Each line below that contains the word "JOPA" is to be counted; give only the final number.

(Entries from a dataset of interfaces)
+++
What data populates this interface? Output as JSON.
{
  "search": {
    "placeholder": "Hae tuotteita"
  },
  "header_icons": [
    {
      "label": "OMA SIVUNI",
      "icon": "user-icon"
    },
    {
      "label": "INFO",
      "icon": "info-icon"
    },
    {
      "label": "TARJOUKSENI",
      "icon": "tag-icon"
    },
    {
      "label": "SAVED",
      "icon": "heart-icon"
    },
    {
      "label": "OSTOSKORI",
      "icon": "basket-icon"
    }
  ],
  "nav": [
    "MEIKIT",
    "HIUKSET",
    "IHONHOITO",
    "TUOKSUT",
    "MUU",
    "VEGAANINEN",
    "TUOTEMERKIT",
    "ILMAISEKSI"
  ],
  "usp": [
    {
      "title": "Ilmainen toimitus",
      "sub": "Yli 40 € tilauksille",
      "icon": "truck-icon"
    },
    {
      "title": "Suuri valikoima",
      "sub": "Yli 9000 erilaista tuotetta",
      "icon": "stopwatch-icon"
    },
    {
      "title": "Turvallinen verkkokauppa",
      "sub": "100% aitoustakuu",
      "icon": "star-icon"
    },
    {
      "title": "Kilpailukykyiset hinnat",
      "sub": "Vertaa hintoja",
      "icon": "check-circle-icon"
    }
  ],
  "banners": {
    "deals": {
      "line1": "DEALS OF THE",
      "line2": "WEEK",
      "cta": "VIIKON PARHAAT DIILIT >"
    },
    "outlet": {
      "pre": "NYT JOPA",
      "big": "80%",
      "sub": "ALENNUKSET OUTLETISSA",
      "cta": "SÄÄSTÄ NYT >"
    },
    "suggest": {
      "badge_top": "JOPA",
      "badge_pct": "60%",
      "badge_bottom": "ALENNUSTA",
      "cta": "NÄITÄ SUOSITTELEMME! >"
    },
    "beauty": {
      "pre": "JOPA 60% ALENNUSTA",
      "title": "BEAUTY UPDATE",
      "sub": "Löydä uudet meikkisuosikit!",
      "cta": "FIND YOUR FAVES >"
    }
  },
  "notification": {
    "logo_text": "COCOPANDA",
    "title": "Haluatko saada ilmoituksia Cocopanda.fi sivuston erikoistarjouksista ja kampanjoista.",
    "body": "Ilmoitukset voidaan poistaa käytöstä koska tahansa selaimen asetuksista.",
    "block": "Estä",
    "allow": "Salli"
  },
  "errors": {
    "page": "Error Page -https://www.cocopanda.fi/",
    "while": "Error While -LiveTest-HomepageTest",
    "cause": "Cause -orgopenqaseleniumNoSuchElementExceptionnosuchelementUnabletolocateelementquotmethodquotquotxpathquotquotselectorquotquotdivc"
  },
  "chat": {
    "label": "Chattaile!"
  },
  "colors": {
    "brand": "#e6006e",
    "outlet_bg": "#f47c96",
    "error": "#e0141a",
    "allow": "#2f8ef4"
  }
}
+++
= Output of the exercise =
3